Unlike your grandfather’s golf, today’s golf is all about fitness. Top golf fitness gurus will tell you the golf swing relies upon core strength. Core conditioning is important for golfers since all golfing movements stem from the strength in this area.
Unfortunately, it’s difficult to develop core strength, because so many different muscles and movements are involved. It’s even been challenging to develop routines to increase core strength because we don’t have a good way to measure core strength accurately, so it’s hard to know what’s working and what’s not.
But we have anecdotal evidence that active sitting improves core strength. Almost everyone tells us that it takes them days, sometimes weeks, to develop the ability to sit on our active chairs all day, suggesting that just sitting our our chairs is conditioning their core muscles, hour by hour, day by day.
And lately we’ve been hearing from golfers who spontaneously tell us that our chairs have improved their game. These are to me persuasive reports, because we never suggested that active sitting would improve their game. So these observations, while not a blinded study, are uncontaminated by the placebo effect. We didn’t set out to develop a chair to improve people’s golf game, but, just because you invent something doesn’t mean that you can guess what it will be most useful for.

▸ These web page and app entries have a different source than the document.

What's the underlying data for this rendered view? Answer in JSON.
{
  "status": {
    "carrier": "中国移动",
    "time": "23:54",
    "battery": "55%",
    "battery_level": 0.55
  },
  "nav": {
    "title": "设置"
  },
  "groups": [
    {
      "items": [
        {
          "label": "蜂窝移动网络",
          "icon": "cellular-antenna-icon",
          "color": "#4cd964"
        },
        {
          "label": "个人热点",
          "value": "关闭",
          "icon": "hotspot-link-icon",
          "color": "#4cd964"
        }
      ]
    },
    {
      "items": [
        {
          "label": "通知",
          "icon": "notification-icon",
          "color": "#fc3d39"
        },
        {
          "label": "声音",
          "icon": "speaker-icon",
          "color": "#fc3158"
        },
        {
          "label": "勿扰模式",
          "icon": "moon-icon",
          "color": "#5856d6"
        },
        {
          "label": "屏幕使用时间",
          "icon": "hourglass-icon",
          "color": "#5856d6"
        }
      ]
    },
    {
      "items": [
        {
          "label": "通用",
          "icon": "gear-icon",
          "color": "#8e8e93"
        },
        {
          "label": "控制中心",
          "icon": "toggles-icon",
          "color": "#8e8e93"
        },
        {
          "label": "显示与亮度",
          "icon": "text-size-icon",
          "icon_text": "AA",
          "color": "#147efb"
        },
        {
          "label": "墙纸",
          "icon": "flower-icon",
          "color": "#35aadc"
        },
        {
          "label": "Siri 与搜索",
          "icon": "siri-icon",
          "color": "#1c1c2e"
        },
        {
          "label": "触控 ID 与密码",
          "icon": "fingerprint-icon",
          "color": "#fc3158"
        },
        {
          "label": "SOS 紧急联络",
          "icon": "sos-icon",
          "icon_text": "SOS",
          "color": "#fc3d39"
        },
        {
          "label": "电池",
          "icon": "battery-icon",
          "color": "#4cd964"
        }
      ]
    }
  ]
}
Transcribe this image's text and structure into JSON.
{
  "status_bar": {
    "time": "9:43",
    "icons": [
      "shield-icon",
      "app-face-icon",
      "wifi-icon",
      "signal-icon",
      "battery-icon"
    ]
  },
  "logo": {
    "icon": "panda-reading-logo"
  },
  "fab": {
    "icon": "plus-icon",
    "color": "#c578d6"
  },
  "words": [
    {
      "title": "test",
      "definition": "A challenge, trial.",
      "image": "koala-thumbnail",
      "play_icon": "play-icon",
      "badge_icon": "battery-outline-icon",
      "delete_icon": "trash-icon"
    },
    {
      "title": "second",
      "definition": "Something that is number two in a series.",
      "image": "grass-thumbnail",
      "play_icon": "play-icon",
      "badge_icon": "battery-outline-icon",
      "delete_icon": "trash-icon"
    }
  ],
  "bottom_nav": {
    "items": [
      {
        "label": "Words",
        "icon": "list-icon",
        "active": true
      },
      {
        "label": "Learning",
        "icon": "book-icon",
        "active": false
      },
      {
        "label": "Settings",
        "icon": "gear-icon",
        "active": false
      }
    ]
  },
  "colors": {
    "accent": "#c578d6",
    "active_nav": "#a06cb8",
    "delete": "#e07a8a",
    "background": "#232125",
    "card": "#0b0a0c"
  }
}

Our best-selling active chair, the Ariel, engages core musculature while you are seated. Keep reading to learn how our chair has helped golfers drive the ball further down the fairway!